Few of us escape the misery of respiratory infections during winter. Your own immune system should be able to fight them and you don't need antibiotics. But more serious infections = such as flu - can be a particular risk, especially for older people, smokers and those with lung disease.
One of the factors shown to make us more vulnerable to respiratory infections is emotional stress. There are many different ways to deal with stress, from meditation to talking therapies, so explore them and see what works for you.
About 1 in 15 people in the UK have a particular form of depression, with symptoms including low mood and sleep problems that are linked to the long dark winter days. This is known as Seasonal Affective Disorder or 'SAD', and typically reappears each year between October to March.
Treatment can be very effective, and includes light therapy (spending time in front of a special light box) as well as cognitive behavioural therapy and antidepressant drugs.
We can all benefit from spending a little time on our mental health in the winter. Here's how to let some light back into your l life as the days get shorter:
Walk every day for 20-30 minutes - it will boost heart rate and circulation (helping to keep you fit and trim) and is about the best mood lifter there is.
Keep that sunshine feeling going with a crisp salad of green leaves and colourful peppers, but for a winter twist, add roasted tomatoes and warm chicken or prawns.
Just because the weather is drab it doesn't mean your clothes have to be. Feeling good about how you look can give a tremendous psychological boost.
Remind yourself of warmer days by digging out your summer photos and sharing the memories with your loved ones.

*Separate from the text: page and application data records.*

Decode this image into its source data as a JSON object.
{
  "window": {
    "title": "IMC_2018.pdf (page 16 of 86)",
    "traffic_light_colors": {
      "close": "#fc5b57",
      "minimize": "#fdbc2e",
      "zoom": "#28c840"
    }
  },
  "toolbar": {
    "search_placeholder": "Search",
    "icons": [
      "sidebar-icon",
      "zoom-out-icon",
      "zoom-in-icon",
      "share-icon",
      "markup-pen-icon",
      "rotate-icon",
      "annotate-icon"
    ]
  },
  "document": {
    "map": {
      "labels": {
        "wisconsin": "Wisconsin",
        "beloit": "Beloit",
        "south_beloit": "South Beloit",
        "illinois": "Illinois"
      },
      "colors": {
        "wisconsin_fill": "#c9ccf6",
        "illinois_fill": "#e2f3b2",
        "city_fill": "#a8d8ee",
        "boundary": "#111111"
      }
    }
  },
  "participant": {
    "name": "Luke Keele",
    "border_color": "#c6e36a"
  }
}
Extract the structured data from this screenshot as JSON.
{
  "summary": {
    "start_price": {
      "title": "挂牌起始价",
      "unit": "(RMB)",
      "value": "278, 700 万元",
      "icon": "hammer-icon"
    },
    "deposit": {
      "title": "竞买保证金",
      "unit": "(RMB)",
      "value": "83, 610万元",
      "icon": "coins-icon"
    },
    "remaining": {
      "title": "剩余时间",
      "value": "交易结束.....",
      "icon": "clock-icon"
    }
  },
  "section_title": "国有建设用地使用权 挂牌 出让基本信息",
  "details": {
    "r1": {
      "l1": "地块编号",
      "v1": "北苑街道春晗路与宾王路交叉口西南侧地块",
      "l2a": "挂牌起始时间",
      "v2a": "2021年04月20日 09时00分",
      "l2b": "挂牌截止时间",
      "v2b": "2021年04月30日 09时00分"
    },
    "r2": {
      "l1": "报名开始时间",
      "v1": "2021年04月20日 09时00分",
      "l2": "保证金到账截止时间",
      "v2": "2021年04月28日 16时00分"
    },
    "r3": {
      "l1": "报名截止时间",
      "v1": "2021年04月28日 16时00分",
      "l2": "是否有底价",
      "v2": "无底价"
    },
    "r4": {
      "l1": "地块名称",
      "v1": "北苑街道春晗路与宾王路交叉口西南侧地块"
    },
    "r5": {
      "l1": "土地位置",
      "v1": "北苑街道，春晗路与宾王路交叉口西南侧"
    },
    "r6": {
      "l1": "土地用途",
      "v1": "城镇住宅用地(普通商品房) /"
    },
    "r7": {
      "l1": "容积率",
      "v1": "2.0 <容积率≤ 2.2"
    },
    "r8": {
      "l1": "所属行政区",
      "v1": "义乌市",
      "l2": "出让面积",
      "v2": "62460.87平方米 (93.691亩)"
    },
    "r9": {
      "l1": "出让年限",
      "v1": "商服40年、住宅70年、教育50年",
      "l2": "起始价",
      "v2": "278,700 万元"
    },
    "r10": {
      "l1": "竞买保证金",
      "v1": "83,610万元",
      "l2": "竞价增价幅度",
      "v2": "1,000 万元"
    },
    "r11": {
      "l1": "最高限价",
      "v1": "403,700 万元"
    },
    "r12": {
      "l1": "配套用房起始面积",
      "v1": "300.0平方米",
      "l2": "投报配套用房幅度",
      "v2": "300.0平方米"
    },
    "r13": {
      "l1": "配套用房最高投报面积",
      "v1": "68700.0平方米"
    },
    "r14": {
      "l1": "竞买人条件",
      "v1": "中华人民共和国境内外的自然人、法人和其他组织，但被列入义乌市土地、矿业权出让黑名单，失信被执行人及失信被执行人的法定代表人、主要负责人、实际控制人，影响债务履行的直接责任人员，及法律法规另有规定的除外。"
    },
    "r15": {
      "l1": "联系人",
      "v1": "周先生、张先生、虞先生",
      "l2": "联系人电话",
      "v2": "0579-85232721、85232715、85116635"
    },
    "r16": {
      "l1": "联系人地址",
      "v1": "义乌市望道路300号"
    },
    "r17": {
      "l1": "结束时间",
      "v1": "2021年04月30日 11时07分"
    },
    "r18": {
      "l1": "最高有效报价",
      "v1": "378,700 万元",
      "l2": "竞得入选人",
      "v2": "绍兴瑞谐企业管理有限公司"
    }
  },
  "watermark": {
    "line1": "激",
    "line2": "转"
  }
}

Nothing beats a healthy, balanced diet to provide all the nutrients we need. But when this isn't possible, supplements can help. This article isn't intended to replace medical advice. Please consult your healthcare professional before trying supplements or herbal medicines.